Thank heavens for Evolution. When CUER made their car called Resolution for the 2013 running of the event it was quite a departure from the norm. The car was tiny, made possible because it used Gallium solar cells, it was bullet shaped and the array was inside the car. Ok, it was not built as well as it could have been and events proved that the design went too close to the edge of what was safe. But thankfully we still have young people who are prepared to test where the edge is, not by gradually moving closer to it but by standing on the edge and then moving backwards. This is what CUER did and Evolution is a very aptly named car.

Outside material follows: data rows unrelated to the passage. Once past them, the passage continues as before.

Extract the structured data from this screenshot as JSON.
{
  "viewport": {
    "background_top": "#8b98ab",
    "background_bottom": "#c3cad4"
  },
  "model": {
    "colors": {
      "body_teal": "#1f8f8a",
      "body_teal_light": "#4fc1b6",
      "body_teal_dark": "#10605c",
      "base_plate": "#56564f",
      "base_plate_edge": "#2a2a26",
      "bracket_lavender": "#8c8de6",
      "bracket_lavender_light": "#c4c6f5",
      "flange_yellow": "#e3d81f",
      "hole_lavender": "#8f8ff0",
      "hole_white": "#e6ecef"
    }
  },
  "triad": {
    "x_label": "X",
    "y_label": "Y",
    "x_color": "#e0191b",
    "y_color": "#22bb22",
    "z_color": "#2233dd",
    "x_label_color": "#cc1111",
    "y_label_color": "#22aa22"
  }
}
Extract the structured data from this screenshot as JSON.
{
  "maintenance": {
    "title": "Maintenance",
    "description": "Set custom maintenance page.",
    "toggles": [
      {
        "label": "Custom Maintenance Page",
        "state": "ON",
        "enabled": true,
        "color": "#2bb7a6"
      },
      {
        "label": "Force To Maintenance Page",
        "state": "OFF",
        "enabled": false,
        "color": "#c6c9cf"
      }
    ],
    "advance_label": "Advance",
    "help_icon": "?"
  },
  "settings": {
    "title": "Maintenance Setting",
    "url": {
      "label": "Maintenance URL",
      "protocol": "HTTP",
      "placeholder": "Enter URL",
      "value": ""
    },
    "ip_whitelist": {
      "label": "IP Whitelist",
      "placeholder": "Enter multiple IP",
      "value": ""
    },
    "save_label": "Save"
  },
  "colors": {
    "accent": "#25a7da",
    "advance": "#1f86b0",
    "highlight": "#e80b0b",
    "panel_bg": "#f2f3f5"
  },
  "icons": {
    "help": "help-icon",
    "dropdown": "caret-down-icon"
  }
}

Resolution in Australia in 2013

This car is wider and lower than its predecessor and the team claims that it has the same, or better, aerodynamic performance. The centre of gravity has been lowered and moved in relation to the centre of roll. It is also much better finished than Resolution, is easier to drive and, the team claims, uses less energy. Some might claim that it is stubbornness that made this team persist with this design, I prefer to call it determination and here’s why I’m glad that they did.

Of all the cars at WSC, in any class, I believe that Evolution is closest to what is required for our future transportation needs. I actually think that this car is racing in the wrong class. There has been much talk about the rules of the Cruiser Class, particularly the scoring system, but for me the fundamental flaw in the rules is the one that defines the class – “They must be designed to carry two or more occupants.”

WHY, WHY, WHY, have this rule? The most practical car carries one person!

Let me explain, I have a wife and two adult children. We all work in different places at different times and we go out to different places so we have a car each. Our cars are made to carry a total of 19 people so, for most journeys, that’s 4 people, 4 cars and 15 spare seats. Add in my neighbours and we have 10 cars, 12 people and 39 spare seats. So, all of these extra empty seats and all of the extra metal needed to enclose then is being carted around the country day after day. What we need are small single occupant cars for the vast majority of journeys and, I believe, Evolution is closer to answering that need than Nuna8, Tokai Challenger or any other catamaran.

The organizers of WSC may not thank me for saying this but the solar part of this challenge is a gimmick. It’s a necessary gimmick – if this was the World Electric Car Challenge it would have died a death years ago – and it provides a great place for engineers to advance their knowledge but, in reality, the best place for solar cells is on the roof of your house.

Yes, the catamarans are needed to keep this fantastic event alive but they are not the future of transport. For that we need to look to EVOLUTION.